Bill Strickland is founder and CEO of the Manchester Bidwell Corporation, where career and arts training for thousands of children and adults have been developed at the Manchester Craftsmen's Guild and Bidwell Training Center. He was recently named to the President's White House Council for Community Solutions. Strickland joins corporate, non-profit and foundation leaders from across the U.S. in offering solutions to President Obama for more efficiently and effectively addressing problems that urban and rural communities face, from drug-related gun violence to the challenges of economic development and quality education. For more information about his appointment see http://www.post-gazette.com/pg/10350/1111117-84.stm, http://archive.constantcontact.com/fs075/1102573040587/archive/1104262777421.html, and the EUC newsletter for his biography http://episcopalurbancaucus.org/assets/newsletters/2010Fall.pdf
Episcopal Peace Fellowship Luncheon – February 24, 12:00 pm Speaker: Molly Rush
Eucharist service at Trinity Cathedral, Thursday, February 24, 6:30 pm Open to the Public
Guest preacher – The Rev. John Welch
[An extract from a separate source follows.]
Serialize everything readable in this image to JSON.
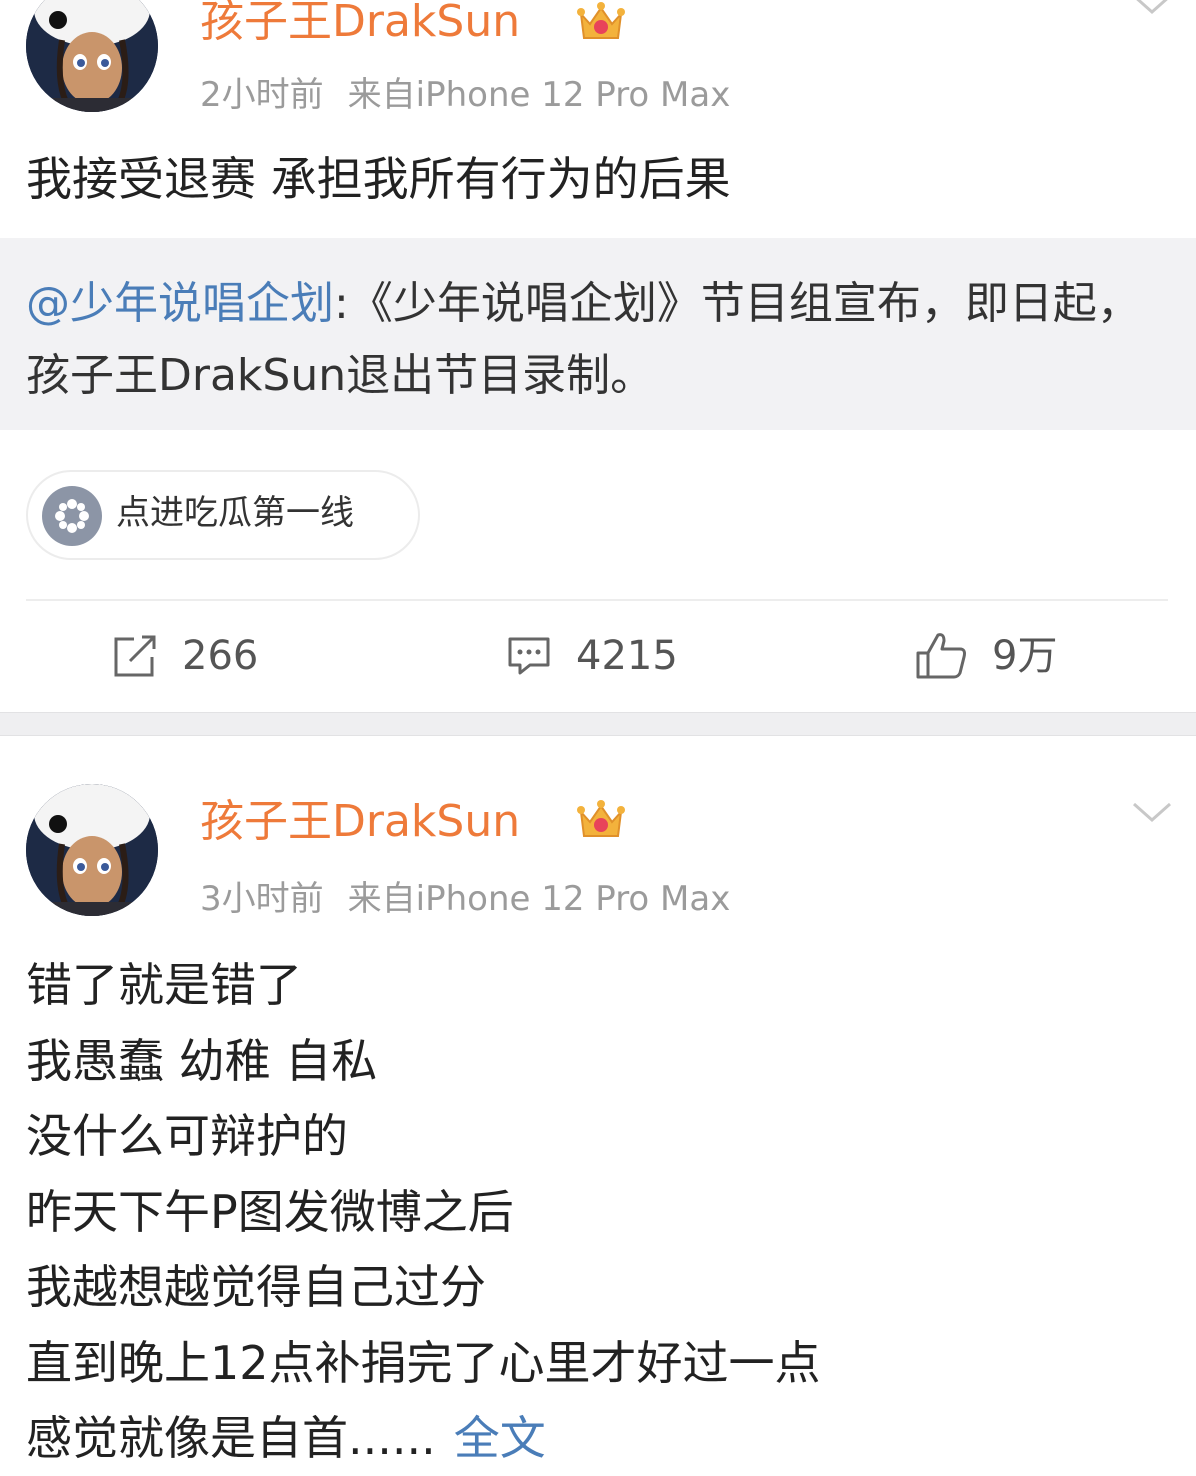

Dean of Students at the Pittsburgh Theological Seminary and Chief Chaplain for the City of Pgh’s Bureau of Police, Pastor Welch has been active in the Pittsburgh community as a member of numerous boards. John is also working on a doctorate in Bioethics. Welch served for the past six years as President of the Pittsburgh Interfaith Impact Network (PIIN) directly engaged in building bridges and empowering congregations as agents of hope for a more just and peaceful world. http://www.post-gazette.com/pg/11025/1120441-53.stm
Site visits (Thursday, February 24):
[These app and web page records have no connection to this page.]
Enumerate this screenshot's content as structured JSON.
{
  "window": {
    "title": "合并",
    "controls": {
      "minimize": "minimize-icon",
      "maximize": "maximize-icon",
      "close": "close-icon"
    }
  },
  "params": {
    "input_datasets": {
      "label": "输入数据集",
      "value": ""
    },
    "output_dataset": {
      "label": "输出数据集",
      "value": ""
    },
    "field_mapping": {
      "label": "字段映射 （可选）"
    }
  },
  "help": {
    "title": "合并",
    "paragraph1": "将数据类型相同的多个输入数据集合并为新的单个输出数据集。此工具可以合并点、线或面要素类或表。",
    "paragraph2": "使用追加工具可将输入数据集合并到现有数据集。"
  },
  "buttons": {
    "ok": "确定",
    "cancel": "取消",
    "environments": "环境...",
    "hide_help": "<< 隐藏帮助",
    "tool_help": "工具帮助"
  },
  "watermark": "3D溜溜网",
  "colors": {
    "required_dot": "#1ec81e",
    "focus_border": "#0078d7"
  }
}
Neighborhood Academy & East End Cooperative Ministry or Bidwell Training Center & Pittsburgh Project
Final Plenary – (Saturday, February 26 – 9:00 am)
Mike Schut, Environmental Affairs Officer at the Episcopal Church Center: Eco-Justice & Green Faith
“It's funny, in a way, that when we hear "caring for all creation" we often think of wilderness, or charismatic animal species, or trees, or "environmentalism," but don't think of caring for humans. But we are, of course, part of creation, all of which God declared very good. The Episcopal Church recently launched a collaboration with Green Faith’s Green Certification Program, a comprehensive, holistic two-year program to express creation-care throughout parish life and ministry, including an emphasis on environmental justice and community outreach. This interactive presentation will describe this exciting opportunity and briefly introduce the eco-justice work of The Episcopal Church.”